**WORK REQUEST:**
The response should contain only those lines of the entries below that include the string "this".

**Web page and app entries:**
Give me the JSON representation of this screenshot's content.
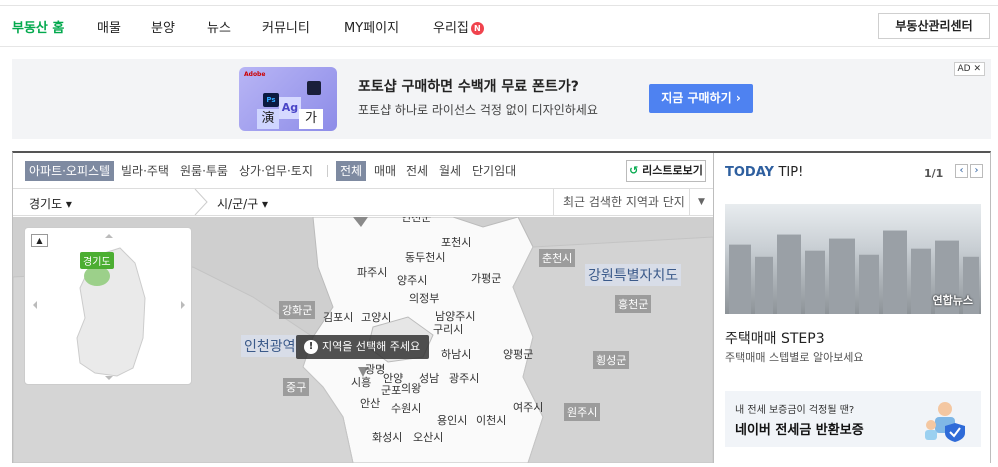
{
  "gnb": {
    "items": [
      "부동산 홈",
      "매물",
      "분양",
      "뉴스",
      "커뮤니티",
      "MY페이지",
      "우리집"
    ],
    "badge": "N",
    "center_button": "부동산관리센터"
  },
  "ad": {
    "title": "포토샵 구매하면 수백개 무료 폰트가?",
    "desc": "포토샵 하나로 라이선스 걱정 없이 디자인하세요",
    "cta": "지금 구매하기 ›",
    "badge": "AD ✕",
    "thumb_text": {
      "brand": "Adobe",
      "ps": "Ps",
      "ag": "Ag",
      "k1": "演",
      "k2": "가"
    }
  },
  "filter": {
    "types": [
      "아파트·오피스텔",
      "빌라·주택",
      "원룸·투룸",
      "상가·업무·토지"
    ],
    "deals": [
      "전체",
      "매매",
      "전세",
      "월세",
      "단기임대"
    ],
    "list_button": "리스트로보기"
  },
  "region": {
    "province": "경기도 ▾",
    "city": "시/군/구 ▾",
    "recent": "최근 검색한 지역과 단지"
  },
  "map": {
    "mini_tag": "경기도",
    "toast": "지역을 선택해 주세요",
    "labels": {
      "pocheon": "포천시",
      "dongducheon": "동두천시",
      "paju": "파주시",
      "yangju": "양주시",
      "gapyeong": "가평군",
      "uijeongbu": "의정부",
      "gimpo": "김포시",
      "goyang": "고양시",
      "namyangju": "남양주시",
      "guri": "구리시",
      "hanam": "하남시",
      "yangpyeong": "양평군",
      "gwangmyeong": "광명",
      "anyang": "안양",
      "gunpo": "군포",
      "uiwang": "의왕",
      "seongnam": "성남",
      "gwangju": "광주시",
      "siheung": "시흥",
      "ansan": "안산",
      "suwon": "수원시",
      "yongin": "용인시",
      "icheon": "이천시",
      "yeoju": "여주시",
      "hwaseong": "화성시",
      "osan": "오산시",
      "yeoncheon": "연천군",
      "chuncheon": "춘천시",
      "gangwon": "강원특별자치도",
      "hongcheon": "홍천군",
      "hoengseong": "횡성군",
      "wonju": "원주시",
      "ganghwa": "강화군",
      "incheon": "인천광역",
      "junggu": "중구"
    }
  },
  "tip": {
    "title_a": "TODAY",
    "title_b": "TIP!",
    "page": "1/1",
    "photo_watermark": "연합뉴스",
    "headline": "주택매매 STEP3",
    "sub": "주택매매 스텝별로 알아보세요",
    "promo_small": "내 전세 보증금이 걱정될 땐?",
    "promo_big": "네이버 전세금 반환보증"
  },
  "colors": {
    "brand_green": "#03a94d",
    "cta_blue": "#4e82f1",
    "tip_blue": "#2e5f9f"
  }
}
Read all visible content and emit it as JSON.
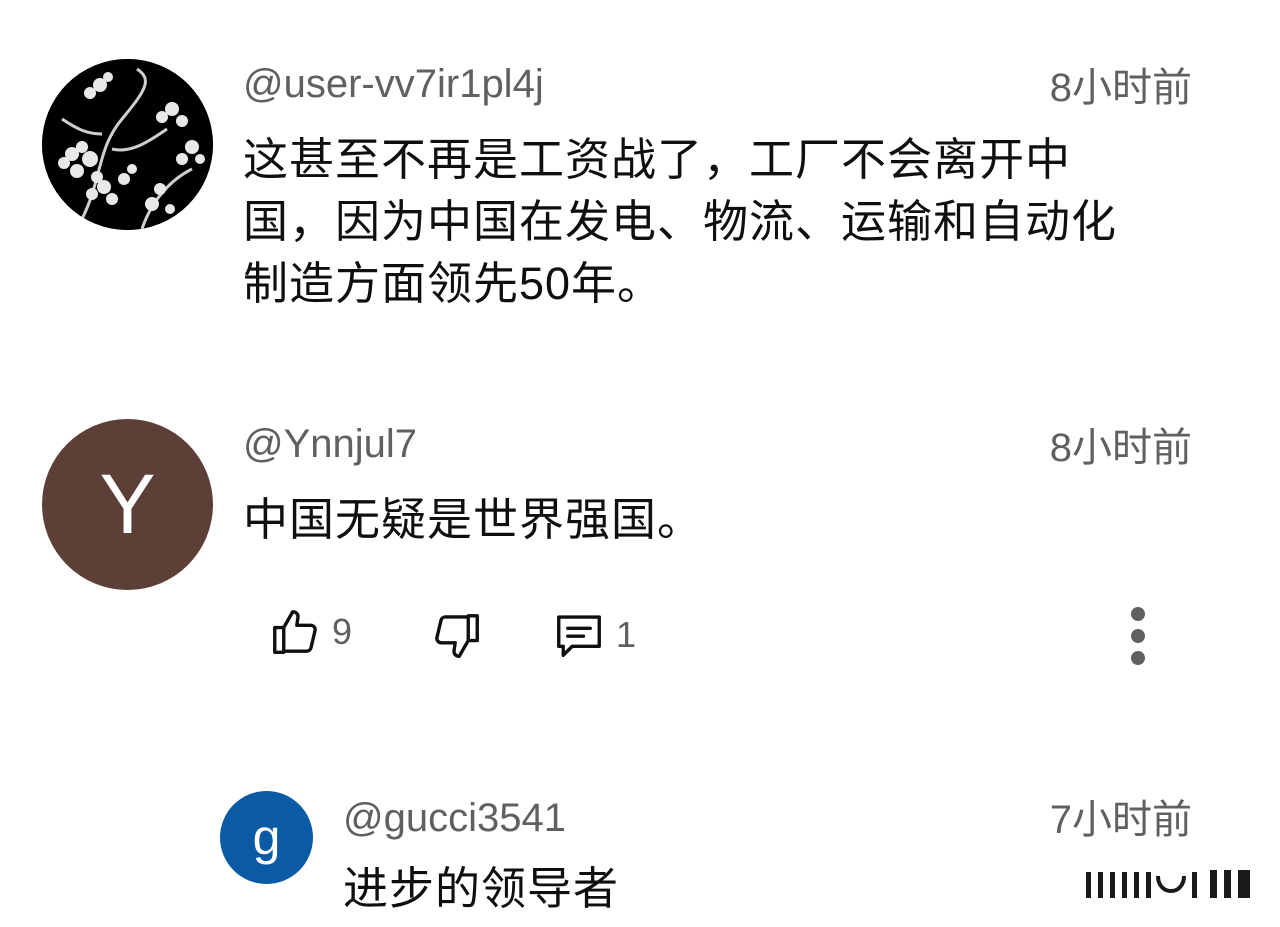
{
  "comments": [
    {
      "handle": "@user-vv7ir1pl4j",
      "time": "8小时前",
      "text_lines": [
        "这甚至不再是工资战了，工厂不会离开中",
        "国，因为中国在发电、物流、运输和自动化",
        "制造方面领先50年。"
      ],
      "avatar": "blossom-image"
    },
    {
      "handle": "@Ynnjul7",
      "time": "8小时前",
      "text": "中国无疑是世界强国。",
      "avatar_letter": "Y",
      "avatar_color": "#5c4037",
      "actions": {
        "like_count": "9",
        "reply_count": "1"
      }
    },
    {
      "handle": "@gucci3541",
      "time": "7小时前",
      "text": "进步的领导者",
      "avatar_letter": "g",
      "avatar_color": "#0a5aa6"
    }
  ],
  "icons": [
    "thumbs-up-icon",
    "thumbs-down-icon",
    "comment-icon",
    "more-vertical-icon"
  ]
}
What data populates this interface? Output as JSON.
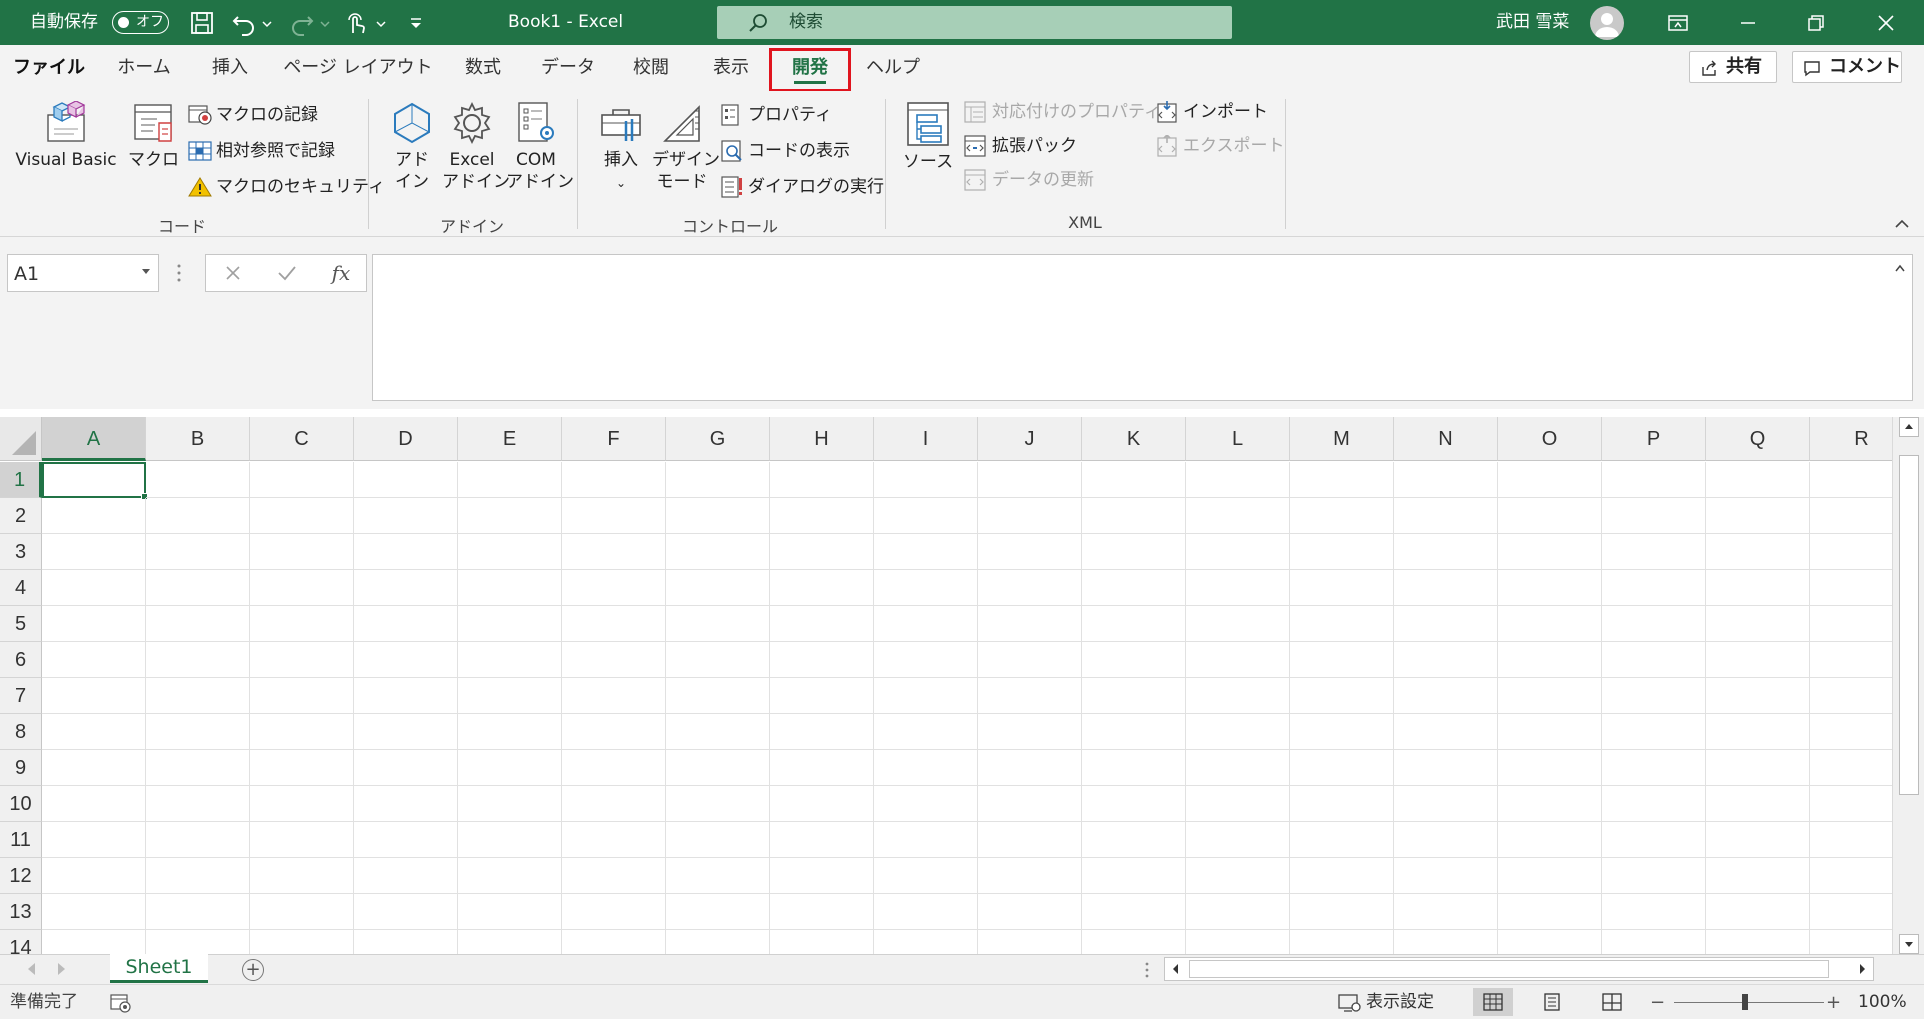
{
  "titlebar": {
    "autosave_label": "自動保存",
    "autosave_state": "オフ",
    "document_title": "Book1  -  Excel",
    "search_placeholder": "検索",
    "user_name": "武田 雪菜",
    "accent_color": "#217346"
  },
  "tabs": [
    {
      "label": "ファイル",
      "key": "file"
    },
    {
      "label": "ホーム",
      "key": "home"
    },
    {
      "label": "挿入",
      "key": "insert"
    },
    {
      "label": "ページ レイアウト",
      "key": "page-layout"
    },
    {
      "label": "数式",
      "key": "formulas"
    },
    {
      "label": "データ",
      "key": "data"
    },
    {
      "label": "校閲",
      "key": "review"
    },
    {
      "label": "表示",
      "key": "view"
    },
    {
      "label": "開発",
      "key": "developer",
      "active": true
    },
    {
      "label": "ヘルプ",
      "key": "help"
    }
  ],
  "actions": {
    "share": "共有",
    "comment": "コメント"
  },
  "ribbon": {
    "code": {
      "label": "コード",
      "visual_basic": "Visual Basic",
      "macros": "マクロ",
      "record_macro": "マクロの記録",
      "relative_refs": "相対参照で記録",
      "macro_security": "マクロのセキュリティ"
    },
    "addins": {
      "label": "アドイン",
      "addins_l1": "アド",
      "addins_l2": "イン",
      "excel_addins_l1": "Excel",
      "excel_addins_l2": "アドイン",
      "com_addins_l1": "COM",
      "com_addins_l2": "アドイン"
    },
    "controls": {
      "label": "コントロール",
      "insert": "挿入",
      "design_mode_l1": "デザイン",
      "design_mode_l2": "モード",
      "properties": "プロパティ",
      "view_code": "コードの表示",
      "run_dialog": "ダイアログの実行"
    },
    "xml": {
      "label": "XML",
      "source": "ソース",
      "map_properties": "対応付けのプロパティ",
      "expansion_packs": "拡張パック",
      "refresh_data": "データの更新",
      "import": "インポート",
      "export": "エクスポート"
    }
  },
  "formula_bar": {
    "name_box": "A1",
    "fx_label": "fx",
    "content": ""
  },
  "grid": {
    "columns": [
      "A",
      "B",
      "C",
      "D",
      "E",
      "F",
      "G",
      "H",
      "I",
      "J",
      "K",
      "L",
      "M",
      "N",
      "O",
      "P",
      "Q",
      "R"
    ],
    "rows": [
      "1",
      "2",
      "3",
      "4",
      "5",
      "6",
      "7",
      "8",
      "9",
      "10",
      "11",
      "12",
      "13",
      "14"
    ],
    "selected_cell": "A1"
  },
  "sheets": [
    {
      "name": "Sheet1",
      "active": true
    }
  ],
  "statusbar": {
    "ready": "準備完了",
    "display_settings": "表示設定",
    "zoom": "100%",
    "zoom_minus": "−",
    "zoom_plus": "+"
  }
}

**RESPONSE TO THE TASK:**
Give me the JSON representation of this screenshot's content.
What data populates this interface? Output as JSON.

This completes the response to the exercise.